When Supercross wrapped up, Hoeft was again without a team, so he again went to work with Alexander and Fasthouse for a one-race deal. The duo decided to line up for the second round of the of 2017 Lucas Oil Pro Motocross Championship in the 450 class at Glen Helen aboard a competitive bike borrowed from Manny Gasper. "Everyone at the pit was stoked, and my dad came to the starting line with me, which was rad because we hadn't done that since I was 14," Hoeft says. "It was a little nerve-racking to line up with the best riders and that had my heart pumping. I felt like I rode really well, even if I was tentative in the first few laps. My endurance was good and everything thing seemed to work, and I was having fun." Hoeft battled with factory riders throughout the day to claim 11-14 moto scores and 14th overall for the day, a feat that surprised many in the pits.

For now, Hoeft is in search of some sort of support for 2018. His finishes through Supercross and Glen Helen reportedly have him on the radar for some teams, and it will be interesting to see if he lands somewhere for his sophomore season. "My goal is to be back on a factory team.

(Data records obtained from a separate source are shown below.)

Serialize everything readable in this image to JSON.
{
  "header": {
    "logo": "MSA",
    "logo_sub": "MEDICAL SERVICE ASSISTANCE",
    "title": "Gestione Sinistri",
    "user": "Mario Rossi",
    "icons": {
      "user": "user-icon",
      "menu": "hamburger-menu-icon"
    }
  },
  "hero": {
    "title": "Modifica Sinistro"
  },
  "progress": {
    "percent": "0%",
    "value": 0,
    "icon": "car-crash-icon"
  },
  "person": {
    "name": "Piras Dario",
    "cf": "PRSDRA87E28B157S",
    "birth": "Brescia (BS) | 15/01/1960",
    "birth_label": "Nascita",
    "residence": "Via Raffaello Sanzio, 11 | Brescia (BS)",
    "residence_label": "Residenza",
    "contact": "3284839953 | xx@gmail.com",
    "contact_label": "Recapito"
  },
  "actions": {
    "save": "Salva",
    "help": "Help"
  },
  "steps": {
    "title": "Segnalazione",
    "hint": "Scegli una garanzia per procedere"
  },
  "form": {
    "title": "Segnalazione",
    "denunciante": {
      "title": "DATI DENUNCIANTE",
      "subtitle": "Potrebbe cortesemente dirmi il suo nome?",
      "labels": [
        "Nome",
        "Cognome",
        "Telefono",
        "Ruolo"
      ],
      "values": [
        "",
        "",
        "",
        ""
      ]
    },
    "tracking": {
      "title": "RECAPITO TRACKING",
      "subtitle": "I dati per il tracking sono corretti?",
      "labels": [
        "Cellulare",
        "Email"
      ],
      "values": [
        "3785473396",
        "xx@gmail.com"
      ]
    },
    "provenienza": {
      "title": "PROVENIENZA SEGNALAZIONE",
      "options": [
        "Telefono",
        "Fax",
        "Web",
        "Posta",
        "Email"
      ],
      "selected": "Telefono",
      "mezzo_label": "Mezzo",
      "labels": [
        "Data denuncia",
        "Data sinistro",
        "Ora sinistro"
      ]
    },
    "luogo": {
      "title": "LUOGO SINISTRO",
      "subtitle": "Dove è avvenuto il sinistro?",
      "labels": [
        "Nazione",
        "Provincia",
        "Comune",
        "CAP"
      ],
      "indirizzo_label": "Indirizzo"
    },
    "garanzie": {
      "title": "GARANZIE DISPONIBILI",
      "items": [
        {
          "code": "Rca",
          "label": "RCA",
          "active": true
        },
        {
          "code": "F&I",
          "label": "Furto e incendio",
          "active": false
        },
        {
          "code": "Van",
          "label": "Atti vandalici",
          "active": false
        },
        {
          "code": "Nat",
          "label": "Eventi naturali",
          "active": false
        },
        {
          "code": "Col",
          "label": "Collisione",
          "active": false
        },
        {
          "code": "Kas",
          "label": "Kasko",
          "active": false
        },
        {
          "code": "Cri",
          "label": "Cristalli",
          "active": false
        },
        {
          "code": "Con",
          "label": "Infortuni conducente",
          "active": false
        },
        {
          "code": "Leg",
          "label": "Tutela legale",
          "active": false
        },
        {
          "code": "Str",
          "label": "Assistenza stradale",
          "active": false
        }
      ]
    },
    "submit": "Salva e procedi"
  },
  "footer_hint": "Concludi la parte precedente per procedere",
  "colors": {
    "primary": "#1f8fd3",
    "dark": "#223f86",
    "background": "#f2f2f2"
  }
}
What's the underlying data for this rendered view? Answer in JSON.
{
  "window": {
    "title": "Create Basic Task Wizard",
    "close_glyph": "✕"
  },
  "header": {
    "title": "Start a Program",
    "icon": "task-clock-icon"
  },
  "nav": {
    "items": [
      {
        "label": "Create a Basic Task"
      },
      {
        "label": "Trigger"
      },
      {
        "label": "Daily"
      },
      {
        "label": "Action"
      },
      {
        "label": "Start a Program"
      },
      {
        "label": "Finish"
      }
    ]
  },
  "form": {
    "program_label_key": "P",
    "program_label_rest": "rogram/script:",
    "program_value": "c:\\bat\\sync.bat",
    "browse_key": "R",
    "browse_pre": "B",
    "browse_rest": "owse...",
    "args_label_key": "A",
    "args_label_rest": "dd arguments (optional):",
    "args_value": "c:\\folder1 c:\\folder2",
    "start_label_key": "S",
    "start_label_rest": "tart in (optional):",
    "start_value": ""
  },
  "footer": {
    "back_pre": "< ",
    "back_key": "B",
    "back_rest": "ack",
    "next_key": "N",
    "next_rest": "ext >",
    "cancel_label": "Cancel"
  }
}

That's what I've worked towards since coming back, but it's taking time," Hoeft says. "I like to have fun, but I put the work in to be in the best position that I can be. I'm getting older and more mature, which I think has a lot to do with it. I think that right now is my time and I'll keep going."

With support from 51FIFTY Energy Yamaha, Hoeft raced the 2017 Washougal MX round of the 2017 Lucas Oil Pro Motocross Championship and the 2017 TransWorld SLAM Pro Race, where he claimed a moto win and finished third overall.